Saved entries

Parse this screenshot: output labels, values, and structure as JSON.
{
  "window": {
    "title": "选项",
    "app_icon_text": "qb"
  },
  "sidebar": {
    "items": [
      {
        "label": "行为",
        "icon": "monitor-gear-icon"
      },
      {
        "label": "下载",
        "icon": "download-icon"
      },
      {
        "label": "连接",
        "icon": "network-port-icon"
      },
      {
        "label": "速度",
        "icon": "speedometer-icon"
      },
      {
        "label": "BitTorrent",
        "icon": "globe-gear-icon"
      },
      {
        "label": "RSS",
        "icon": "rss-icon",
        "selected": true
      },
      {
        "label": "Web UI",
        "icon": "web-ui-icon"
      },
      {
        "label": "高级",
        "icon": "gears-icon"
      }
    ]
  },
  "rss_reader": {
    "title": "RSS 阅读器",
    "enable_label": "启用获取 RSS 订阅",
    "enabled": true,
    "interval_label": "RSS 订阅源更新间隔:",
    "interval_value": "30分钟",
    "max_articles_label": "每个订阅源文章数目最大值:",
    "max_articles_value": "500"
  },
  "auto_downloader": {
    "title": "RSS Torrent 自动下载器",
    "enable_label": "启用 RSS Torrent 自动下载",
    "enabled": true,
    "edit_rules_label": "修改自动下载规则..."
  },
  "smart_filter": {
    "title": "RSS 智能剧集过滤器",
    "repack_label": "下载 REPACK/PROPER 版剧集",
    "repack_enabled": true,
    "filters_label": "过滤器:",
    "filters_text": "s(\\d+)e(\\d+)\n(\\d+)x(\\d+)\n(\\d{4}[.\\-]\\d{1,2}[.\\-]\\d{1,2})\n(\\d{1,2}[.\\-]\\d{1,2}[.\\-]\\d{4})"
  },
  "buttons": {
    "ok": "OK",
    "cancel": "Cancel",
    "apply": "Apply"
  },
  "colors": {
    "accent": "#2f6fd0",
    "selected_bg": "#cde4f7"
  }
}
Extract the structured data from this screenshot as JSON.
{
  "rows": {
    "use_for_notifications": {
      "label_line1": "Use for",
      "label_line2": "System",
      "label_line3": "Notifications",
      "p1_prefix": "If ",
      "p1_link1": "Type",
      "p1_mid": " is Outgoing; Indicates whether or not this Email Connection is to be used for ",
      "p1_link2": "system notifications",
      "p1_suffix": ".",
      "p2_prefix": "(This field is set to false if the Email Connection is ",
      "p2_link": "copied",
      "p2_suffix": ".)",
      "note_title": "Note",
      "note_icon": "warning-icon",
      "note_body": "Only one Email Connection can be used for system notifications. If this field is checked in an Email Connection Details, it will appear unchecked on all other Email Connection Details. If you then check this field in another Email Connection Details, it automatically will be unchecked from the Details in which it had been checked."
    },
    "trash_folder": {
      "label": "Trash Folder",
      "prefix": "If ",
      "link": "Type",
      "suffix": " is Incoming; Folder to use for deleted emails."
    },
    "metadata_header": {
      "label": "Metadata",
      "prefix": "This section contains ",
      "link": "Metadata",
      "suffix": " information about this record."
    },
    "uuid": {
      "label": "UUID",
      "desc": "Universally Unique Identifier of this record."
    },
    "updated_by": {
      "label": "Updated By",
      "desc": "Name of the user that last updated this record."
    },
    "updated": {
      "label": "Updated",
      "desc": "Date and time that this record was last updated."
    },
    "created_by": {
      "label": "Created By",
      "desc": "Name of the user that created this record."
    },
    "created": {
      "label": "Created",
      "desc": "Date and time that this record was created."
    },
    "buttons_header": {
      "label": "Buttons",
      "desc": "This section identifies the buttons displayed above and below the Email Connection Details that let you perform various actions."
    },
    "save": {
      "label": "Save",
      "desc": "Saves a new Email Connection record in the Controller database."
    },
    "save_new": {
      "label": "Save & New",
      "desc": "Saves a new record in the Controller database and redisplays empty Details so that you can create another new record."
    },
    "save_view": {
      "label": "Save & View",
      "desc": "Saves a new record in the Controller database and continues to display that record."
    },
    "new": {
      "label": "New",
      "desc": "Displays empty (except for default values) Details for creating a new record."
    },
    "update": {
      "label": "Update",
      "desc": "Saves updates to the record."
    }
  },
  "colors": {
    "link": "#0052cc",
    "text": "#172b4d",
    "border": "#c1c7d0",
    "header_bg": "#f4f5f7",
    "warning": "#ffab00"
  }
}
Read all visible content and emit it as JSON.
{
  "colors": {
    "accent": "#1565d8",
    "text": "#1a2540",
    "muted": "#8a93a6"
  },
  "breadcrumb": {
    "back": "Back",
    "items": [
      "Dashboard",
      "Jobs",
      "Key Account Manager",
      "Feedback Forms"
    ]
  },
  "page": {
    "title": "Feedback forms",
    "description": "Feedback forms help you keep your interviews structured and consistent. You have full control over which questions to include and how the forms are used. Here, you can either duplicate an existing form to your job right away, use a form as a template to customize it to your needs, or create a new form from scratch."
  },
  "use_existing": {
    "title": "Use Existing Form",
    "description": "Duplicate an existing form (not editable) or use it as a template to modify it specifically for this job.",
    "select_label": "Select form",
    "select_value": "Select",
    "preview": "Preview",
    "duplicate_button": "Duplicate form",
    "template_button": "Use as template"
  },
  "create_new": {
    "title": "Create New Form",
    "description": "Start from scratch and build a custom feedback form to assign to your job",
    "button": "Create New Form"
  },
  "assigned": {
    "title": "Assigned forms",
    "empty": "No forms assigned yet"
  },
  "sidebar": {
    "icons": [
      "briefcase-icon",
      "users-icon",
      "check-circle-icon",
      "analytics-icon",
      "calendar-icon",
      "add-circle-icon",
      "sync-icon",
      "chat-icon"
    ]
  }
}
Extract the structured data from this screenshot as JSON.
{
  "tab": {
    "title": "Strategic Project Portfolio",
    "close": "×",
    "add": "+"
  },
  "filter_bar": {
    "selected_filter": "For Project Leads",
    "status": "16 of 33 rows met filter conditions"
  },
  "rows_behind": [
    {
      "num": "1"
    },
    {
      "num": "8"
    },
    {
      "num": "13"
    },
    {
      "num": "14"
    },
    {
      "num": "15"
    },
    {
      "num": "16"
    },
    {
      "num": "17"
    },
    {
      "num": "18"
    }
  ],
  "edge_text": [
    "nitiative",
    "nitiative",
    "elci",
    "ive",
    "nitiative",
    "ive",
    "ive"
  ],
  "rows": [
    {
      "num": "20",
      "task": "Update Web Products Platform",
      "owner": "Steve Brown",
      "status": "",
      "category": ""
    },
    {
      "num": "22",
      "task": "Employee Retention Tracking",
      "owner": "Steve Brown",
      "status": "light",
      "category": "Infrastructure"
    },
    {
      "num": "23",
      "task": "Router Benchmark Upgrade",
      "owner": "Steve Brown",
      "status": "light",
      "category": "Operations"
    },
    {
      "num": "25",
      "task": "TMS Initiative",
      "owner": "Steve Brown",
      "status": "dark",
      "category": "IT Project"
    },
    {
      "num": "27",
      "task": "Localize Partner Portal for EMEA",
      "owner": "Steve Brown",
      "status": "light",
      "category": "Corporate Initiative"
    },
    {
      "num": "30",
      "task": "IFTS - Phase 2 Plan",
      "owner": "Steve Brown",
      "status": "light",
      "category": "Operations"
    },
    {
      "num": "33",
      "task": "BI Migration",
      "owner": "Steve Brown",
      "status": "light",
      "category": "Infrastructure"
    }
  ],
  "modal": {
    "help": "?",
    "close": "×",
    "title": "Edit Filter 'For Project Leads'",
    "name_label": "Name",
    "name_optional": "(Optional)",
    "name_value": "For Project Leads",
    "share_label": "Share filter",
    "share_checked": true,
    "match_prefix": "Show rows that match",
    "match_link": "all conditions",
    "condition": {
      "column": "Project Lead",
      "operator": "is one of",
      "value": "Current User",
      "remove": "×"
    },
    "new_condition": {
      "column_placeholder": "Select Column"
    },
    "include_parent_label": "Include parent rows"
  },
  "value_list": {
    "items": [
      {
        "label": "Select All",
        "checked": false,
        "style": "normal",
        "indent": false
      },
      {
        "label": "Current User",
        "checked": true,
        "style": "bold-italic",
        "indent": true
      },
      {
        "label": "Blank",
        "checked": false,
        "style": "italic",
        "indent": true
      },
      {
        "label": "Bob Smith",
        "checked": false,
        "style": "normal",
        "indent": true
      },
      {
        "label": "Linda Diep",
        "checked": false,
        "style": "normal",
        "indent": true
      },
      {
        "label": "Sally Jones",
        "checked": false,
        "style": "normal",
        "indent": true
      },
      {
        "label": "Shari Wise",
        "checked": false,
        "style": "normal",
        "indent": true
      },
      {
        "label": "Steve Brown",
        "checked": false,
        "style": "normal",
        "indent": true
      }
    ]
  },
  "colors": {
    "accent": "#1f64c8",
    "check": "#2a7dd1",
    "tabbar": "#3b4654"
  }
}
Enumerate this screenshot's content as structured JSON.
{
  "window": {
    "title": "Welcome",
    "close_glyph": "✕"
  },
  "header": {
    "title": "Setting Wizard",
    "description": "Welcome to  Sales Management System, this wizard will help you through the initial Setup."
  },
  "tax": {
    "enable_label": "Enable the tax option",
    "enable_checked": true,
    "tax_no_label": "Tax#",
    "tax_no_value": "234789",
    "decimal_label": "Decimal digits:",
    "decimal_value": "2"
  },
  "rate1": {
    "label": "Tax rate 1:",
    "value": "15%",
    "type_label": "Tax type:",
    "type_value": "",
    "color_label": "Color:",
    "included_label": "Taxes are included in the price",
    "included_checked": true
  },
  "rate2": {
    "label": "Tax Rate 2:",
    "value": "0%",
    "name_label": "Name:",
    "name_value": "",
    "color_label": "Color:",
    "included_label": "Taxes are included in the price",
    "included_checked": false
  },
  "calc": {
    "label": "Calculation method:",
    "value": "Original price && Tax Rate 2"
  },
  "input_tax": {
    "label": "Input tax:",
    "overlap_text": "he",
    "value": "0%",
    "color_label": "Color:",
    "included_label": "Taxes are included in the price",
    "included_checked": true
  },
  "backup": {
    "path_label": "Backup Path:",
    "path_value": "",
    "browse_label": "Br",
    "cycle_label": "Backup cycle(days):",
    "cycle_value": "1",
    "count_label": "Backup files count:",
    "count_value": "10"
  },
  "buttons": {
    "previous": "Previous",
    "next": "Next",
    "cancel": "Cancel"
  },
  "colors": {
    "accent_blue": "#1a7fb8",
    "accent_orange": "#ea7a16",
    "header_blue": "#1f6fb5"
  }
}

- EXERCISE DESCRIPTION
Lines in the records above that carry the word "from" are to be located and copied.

- PROBLEM SOLUTION
Extract the structured data from this screenshot as JSON.
      "note_body": "Only one Email Connection can be used for system notifications. If this field is checked in an Email Connection Details, it will appear unchecked on all other Email Connection Details. If you then check this field in another Email Connection Details, it automatically will be unchecked from the Details in which it had been checked."
    "description": "Feedback forms help you keep your interviews structured and consistent. You have full control over which questions to include and how the forms are used. Here, you can either duplicate an existing form to your job right away, use a form as a template to customize it to your needs, or create a new form from scratch."
    "description": "Start from scratch and build a custom feedback form to assign to your job",
Extract the structured data from this screenshot as JSON.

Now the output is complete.